Now pay attention the cables that connected to the tone control board. Most of them should connect back to input section of the amp. One or two batches should be connected to some motor controller. We will ignore this one for now. Notice the extensive network of resistors near the top opamp. These are most likely cable terminators 1K ohm to 100K ohm. Those can-like devices are capacitors that decouple the top two opamps. I am not sure why they needed so many. Perhaps these opamps can misbehave easily or the capacitors are lower rating than required. Look right below the second opamp. You should see resistor-capacitor-network-like section. These indicate this section is a preamplifier/tone conotrol stage. Those top two opamp should be dual opamps.

Look around the large heatsink at the right edge of the picture. Note there are 8 solid state devices. Each channel use 4 channels. (Top 4 are first ch. Bottom 4 are second ch.) Now pay attention the top 4 devices. You should see that this group of 4 devices cosist of 2 different types of parts. two smaller ones and two larger ones. Smaller ones are BJT. Larger ones are MOSFET. These are positioned to push-pull. You should not see large resistors around those devices. The stand-alone heatsinks close to the large heatsink to the right are most like the gain stage for the push-pull output. I know sometimes people make these run at high temperature to ensure Q-point at smacking-middle of operation region.

Please look at the white blocks connected very close the the outputs both right and left ch. Considering the fact there there are output inductors and output cables at very close proximities, it is reasonable to assume that this white blocks has something to do with output stage. Now recall the ways we are accustomed to biase Class-AB amp to Class-A. We make one side to be permanently in the triode region, effectively making that side constant current source. According to Mr Meier and Mr Stokes, we can do this by forcefully offsetting the output by applying voltage directly the output. The white blockes are actually power resistors applying voltage to the output.

This is an important deduction. Since this is a speaker amplifier, Offset voltage is extremely important. Unlike headphone amps, you must absolutely be sure that offset is properly fixed before going the speakers. (Please refer to DC servo discussed by Jorgensen) Those two lower opamps are DC servoes for the amplifier.

So only top two directy effect the sound quality of the amplifier. The bottom two control the reliability of the amplifier but are not in the signal path.

post #7 of 7
Thread Starter 
Wow! I didn't know that much could be deduced simply from looking at a circuit like that!

Let's see here...
Wires from the tone control board do terminate near the two opamps at the top of the unit. In fact, they terminate right below opamp 2.

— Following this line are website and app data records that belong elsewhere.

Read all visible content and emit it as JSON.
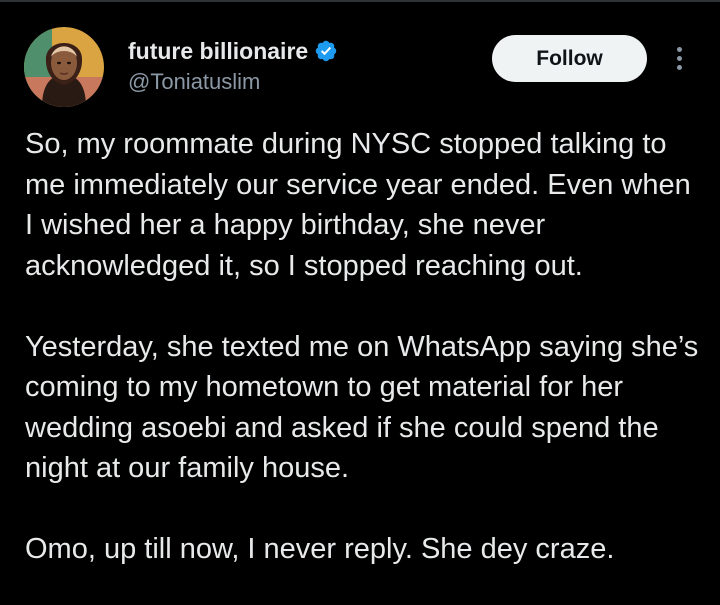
{
  "user": {
    "display_name": "future billionaire",
    "handle": "@Toniatuslim",
    "verified": true,
    "avatar_icon": "avatar-photo"
  },
  "header": {
    "follow_label": "Follow",
    "more_icon": "more-vertical-icon"
  },
  "tweet": {
    "paragraphs": [
      "So, my roommate during NYSC stopped talking to me immediately our service year ended. Even when I wished her a happy birthday, she never acknowledged it, so I stopped reaching out.",
      "Yesterday, she texted me on WhatsApp saying she’s coming to my hometown to get material for her wedding asoebi and asked if she could spend the night at our family house.",
      "Omo, up till now, I never reply. She dey craze."
    ]
  },
  "colors": {
    "background": "#000000",
    "text": "#e7e9ea",
    "secondary_text": "#8b98a5",
    "verified_blue": "#1d9bf0",
    "follow_bg": "#eff3f4"
  }
}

Below opamp 2 (an below the insertion point of the wires from the tone control) sits a network of small yellow capacitors box-shaped and metal film resistors. These can be seen in the picture. I interpret here that both the opamp on the tone control board and opamp 2 are involved in tone control/preamplifier duties. Hence, both opamps affect the sound quality of the amp? I am uncertain of the role of the opamp on the tone control board, but am a bit weary since it is of the same type that is used as DC servos. I will have to take a closer look at the tone control board and trace the leads from the output to see where they go. Of note, the tone control board appears to have several polypropylene capacitors on it.

Opamps 2, 3, and 4 are run in unity gain configuration. My gf is in the room and I think she would flip if I opened up the amplifier to play with it right now, so I can't say what opamp 1 is. If the gain stage of the amplifier is not found in the opamp section as you indicate, I think it makes sense if it is run in unity gain. Given its position, I believe opamp 1 is the first opamp any signal comes in contact with from the amplifier's input. Will verify this when I open up the amp later.

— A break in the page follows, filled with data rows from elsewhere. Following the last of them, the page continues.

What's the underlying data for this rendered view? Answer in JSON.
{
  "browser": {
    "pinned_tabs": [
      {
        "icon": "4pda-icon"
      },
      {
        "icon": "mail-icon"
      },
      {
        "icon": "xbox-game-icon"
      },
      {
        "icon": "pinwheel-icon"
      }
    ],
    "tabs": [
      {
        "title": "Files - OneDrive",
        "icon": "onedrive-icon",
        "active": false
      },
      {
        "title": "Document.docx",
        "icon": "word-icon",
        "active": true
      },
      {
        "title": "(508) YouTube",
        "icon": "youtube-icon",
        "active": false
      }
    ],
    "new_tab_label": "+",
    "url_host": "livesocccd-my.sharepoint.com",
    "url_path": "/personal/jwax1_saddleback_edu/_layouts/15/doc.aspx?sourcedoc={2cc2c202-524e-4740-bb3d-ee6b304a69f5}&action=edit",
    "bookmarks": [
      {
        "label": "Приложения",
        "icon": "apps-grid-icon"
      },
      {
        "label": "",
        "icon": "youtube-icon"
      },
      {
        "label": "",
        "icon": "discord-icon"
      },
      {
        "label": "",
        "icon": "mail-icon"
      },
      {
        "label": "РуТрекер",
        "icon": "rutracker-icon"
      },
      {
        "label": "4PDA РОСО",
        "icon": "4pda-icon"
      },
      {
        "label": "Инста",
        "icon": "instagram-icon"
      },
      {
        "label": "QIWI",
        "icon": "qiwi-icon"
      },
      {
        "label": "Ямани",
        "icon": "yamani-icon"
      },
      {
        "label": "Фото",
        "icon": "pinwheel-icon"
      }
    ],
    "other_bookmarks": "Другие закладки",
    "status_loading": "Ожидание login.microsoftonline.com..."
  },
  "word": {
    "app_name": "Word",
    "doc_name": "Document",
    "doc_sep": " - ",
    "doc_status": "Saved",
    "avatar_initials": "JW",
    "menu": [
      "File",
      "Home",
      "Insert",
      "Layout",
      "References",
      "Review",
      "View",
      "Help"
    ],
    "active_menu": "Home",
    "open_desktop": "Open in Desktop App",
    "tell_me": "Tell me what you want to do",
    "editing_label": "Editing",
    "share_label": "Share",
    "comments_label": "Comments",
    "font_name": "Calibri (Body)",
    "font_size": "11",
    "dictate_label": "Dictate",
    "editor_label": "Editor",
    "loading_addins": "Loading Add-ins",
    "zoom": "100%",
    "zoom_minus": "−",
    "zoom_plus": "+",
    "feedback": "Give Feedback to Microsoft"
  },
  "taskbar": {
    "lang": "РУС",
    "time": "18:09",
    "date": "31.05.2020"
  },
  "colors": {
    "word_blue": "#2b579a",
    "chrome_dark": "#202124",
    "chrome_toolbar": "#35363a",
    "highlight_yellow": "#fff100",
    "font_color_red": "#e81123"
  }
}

Tomo, thank-you so much for your help! This amplifier makes much more sense now. Now I'm off to read the Jorgensen article you mentioned. I really want to know how this thing works!

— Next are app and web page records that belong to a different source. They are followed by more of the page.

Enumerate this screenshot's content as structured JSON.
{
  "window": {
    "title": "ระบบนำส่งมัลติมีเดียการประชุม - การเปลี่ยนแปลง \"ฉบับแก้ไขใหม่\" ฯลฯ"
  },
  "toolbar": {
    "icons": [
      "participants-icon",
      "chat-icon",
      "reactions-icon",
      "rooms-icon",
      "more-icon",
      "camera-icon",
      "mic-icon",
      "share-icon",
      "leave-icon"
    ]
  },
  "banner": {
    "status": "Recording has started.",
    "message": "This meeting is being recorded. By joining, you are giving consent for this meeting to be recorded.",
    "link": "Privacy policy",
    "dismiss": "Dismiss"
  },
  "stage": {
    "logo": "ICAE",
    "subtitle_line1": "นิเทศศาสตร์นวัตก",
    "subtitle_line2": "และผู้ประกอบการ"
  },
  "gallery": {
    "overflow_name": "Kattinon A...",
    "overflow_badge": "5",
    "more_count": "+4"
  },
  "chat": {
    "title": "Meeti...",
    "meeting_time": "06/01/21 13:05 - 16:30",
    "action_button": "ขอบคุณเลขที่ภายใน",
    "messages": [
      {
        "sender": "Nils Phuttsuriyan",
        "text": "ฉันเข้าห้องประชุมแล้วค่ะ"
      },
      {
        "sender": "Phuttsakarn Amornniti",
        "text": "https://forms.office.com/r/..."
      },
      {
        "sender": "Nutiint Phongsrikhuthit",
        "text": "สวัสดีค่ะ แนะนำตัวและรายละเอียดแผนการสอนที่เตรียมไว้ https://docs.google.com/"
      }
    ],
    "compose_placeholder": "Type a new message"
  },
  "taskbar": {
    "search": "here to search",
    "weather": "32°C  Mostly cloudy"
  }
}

New Posts  All Forums:Forum Nav:
  Return Home
Head-Fi.org › Forums › Misc.-Category Forums › DIY (Do-It-Yourself) Discussions › Swapping FET input opamp for bipolar input opamp?